he fourteenth annual worldwide R user conference, useR!2018, was held last week in Brisbane, Australia and it was an outstanding success. The conference attracted around 600 users from around the world and — as the first held in the Southern hemisphere — brought many first-time conference-goers to useR!. (There were also a number of beginning R users as well, judging from the attendance at the beginner's tutorial hosted by R-Ladies.) The program included 19 3-hour workshops, 6 keynote presentations, and more than 200 contributed talks, lightning talks and posters on using, extending, and deploying R.
If you weren't able to make it to Brisbane, you can nonetheless relive the experience thanks to the recorded videos. Almost all of the tutorials, keynotes and talks are available to view for free, courtesy of the R Consortium. (A few remain to be posted, so keep an eye on the channel.) Here are a few of my personal highlights, based on talks I saw in Brisbane or have managed to catch online since then.
Steph de Silva, Beyond Syntax: on the power and potentiality of deep open source communities. A moving look at how open source communities, and especially R, grow and evolve.
Bill Venables, Adventures with R. It was wonderful to see the story and details behind an elegantly designed experiment investigating spoken language, and this example was used to great effect to contrast the definitions of "Statistics" and "Data Science". Bill also includes the best piece advice to give anyone joining a specialized group: "Everyone here is smart; distinguish yourself by being kind".
Kelly O'Brian's short history of RStudio was an interesting look at the impact of RStudio (the IDE and the company) on the R ecosystem.
Thomas Lin Pedersen, The Grammar of Graphics. A really thought-provoking talk about the place of animations in the sphere of data visualization, and an introduction to the gganimate package which extends ggplot2 in a really elegant and powerful way.
Danielle Navarro, R for Pysychological Science. A great case study in introducing statistical programming to social scientists.
Roger Peng, Teaching R to New Users. A fascinating history of the R project, and how changes in the user community have been reflected in changes in programming frameworks. The companion essay summarizes the talk clearly and concisely.
Jenny Bryan, Code Smells. This was an amazing talk with practical recommendations for better R coding practices. The video isn't online yet, but the slides are available to view online.
Bryan Galvin, Moving from Prototype to Production in R, a look inside the machine learning infrastructure at Netflix. Who says R doesn't scale?
Peter Dalgaard, What's in a Name? The secrets of the R build and release process, and the story behind their codenames.
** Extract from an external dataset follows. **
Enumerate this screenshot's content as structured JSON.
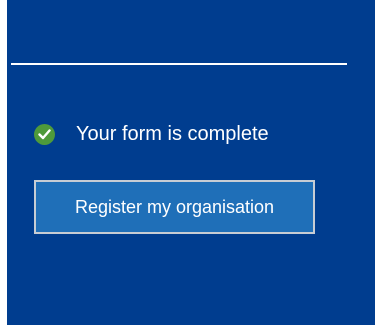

Martin Maechler, Helping R to be (even more) Accurate. On R's near-obsessive attention to the details of computational accuracy.
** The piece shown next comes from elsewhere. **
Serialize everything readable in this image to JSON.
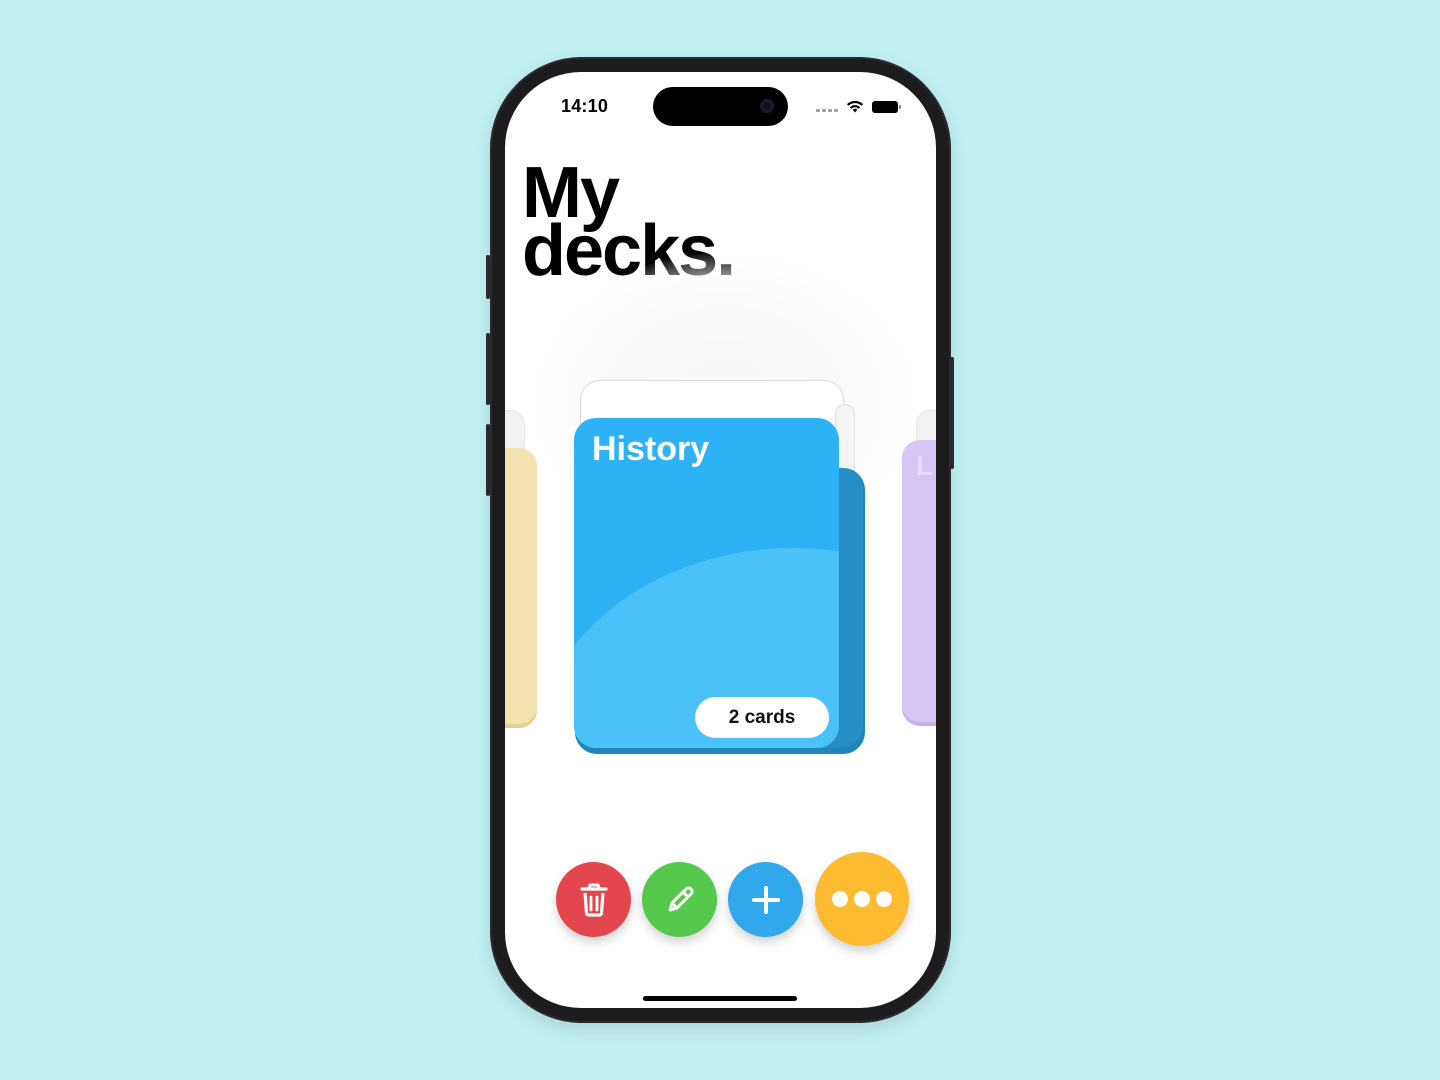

Rob Hyndman, Tidy Forecasting in R. The next generation of time series forecasting methods in R.
Nicholas Tierney, Maxcovr: Find the best locations for facilities using the maximal covering location problem. Giftastic!
David Smith Speeding up computations in R with parallel programming in the cloud. My talk on the doAzureParallel package.
In addition, several of my colleagues from Microsoft were in attendance (Microsoft was a proud Platinum sponsor of useR!2018) and delivered talks of their own:
Angus Taylor, Deep Learning at Scale with Azure Batch AI
Miguel Fierro, Spark on Demand with AZTK
Looking back, looking ahead
Overall, I thought useR!2018 was a wonderful conference. Great talks, friendly people, and impeccably organized. Kudos to all of the organizing committee, and particularly Di Cook, for putting together such a fantastic event. Next year's conference will be held in Toulouse, France and already has a great set of keynote speakers announced. But in the meantime, you can catch up on the talks from useR!2018 at the R Consortium YouTube channel linked below.
YouTube: R Consortium